JLGH: What are some other recent accomplishments of the remodeling initiative?

Dr. Oyer: In addition to the genetics program, we have developed a standardized process for enrolling patients in clinical trials. Our goal is to make sure that patients for whom standard treatments are unsatisfactory or ineffective have access to clinical trials that assess the latest treatments. We are a member of the Penn Cancer Network which has been a productive relationship. We have also implemented revised procedures for scheduling outpatient chemotherapy and developed a comprehensive depression assessment and management program. Other accomplishments include the formation of multidisciplinary brain, gynecology, sarcoma, and gastrointestinal tumor boards, and the adoption of some newer technologies such as hepatic tumor embolization. Technology is a dynamic area of cancer care and an ongoing focus of our remodeling program.

JLGH: How are the needs of cancer survivors being addressed?

Dr. Oyer: Cancer survivorship is a distinct aspect of cancer care. There are about 10 million cancer survivors in the United States and thousands in Lancaster County. Cancer survivors report that many areas of their lives are altered following cancer treatment, including employment issues, exercise and weight management, cognitive functioning, spirituality, anxiety and fear of cancer recurrence, relationships, and financial issues. Comprehensive multidisciplinary support is needed to provide optimal survivorship care and empower survivors in redefining their lives post-treatment. Such care is best provided through personal contact with a familiar healthcare system. In the absence of well-established standard procedures, we develop individualized survivorship plans based upon early studies with suggestions for guidelines and evidence-based studies as they become available. Our membership in the University of Pennsylvania Cancer Network provides an opportunity to develop our survivorship program through participation in the Living Well After Cancer program at the Abramson Cancer Center's LIVESTRONG Survivorship Center of Excellence.
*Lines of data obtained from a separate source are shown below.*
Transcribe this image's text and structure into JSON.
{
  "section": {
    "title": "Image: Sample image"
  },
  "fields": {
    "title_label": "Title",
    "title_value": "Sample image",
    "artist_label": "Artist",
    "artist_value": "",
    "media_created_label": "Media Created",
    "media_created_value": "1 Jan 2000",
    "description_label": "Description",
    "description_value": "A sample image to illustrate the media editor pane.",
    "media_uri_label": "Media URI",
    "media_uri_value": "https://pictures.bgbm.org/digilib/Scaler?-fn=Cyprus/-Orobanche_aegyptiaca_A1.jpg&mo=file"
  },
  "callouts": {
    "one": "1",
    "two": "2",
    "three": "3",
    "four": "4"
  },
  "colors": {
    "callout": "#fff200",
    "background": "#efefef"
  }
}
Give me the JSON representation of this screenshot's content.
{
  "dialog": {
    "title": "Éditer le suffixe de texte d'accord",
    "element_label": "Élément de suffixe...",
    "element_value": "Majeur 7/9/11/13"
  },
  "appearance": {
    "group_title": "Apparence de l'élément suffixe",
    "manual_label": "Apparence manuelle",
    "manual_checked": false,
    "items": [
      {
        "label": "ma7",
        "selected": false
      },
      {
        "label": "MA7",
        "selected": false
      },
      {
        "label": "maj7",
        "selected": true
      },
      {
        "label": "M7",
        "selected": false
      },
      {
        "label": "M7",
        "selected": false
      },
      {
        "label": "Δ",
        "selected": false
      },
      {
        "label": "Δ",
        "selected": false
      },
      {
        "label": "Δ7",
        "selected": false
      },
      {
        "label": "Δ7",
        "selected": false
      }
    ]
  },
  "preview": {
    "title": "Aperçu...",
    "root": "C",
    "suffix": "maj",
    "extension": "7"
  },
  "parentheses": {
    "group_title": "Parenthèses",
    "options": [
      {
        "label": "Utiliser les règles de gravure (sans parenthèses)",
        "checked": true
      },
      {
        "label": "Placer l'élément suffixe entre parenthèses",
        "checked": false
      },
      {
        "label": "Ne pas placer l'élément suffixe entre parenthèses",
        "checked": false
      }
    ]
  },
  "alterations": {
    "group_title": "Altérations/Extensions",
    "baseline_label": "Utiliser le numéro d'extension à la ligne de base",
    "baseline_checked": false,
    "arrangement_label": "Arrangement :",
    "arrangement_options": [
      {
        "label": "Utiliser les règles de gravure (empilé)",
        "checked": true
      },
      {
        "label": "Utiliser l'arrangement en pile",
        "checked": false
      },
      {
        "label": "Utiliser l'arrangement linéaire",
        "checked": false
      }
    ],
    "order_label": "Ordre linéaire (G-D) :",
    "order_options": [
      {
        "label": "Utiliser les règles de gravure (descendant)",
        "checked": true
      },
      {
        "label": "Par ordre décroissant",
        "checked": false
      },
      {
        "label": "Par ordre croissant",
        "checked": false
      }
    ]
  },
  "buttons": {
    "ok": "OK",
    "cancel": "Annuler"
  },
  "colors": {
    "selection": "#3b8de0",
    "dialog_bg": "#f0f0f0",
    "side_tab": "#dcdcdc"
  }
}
JLGH: What distinguishes Cancer Care from other models or providers?

Dr. Oyer: As noted earlier, our primary mission is to decrease the suffering due to cancer in the population we serve. Achieving this goal requires the prevention of cancer when possible, early detection so that patients can have a greater chance of cure and lower burden of treatment, providing up to date treatment options with supportive therapies and access to clinical trials, and supportive care to help patients as they emerge from the pain and burden of cancer treatment. This is not the typical approach of many cancer programs in which the emphasis is placed on finding the newest treatments for cancer. We strive to provide a comprehensive program of care, delivered through a multidisciplinary model, to best serve the needs of our patients.

Randall A. Oyer, M.D.
Oncology Program Director, Cancer Care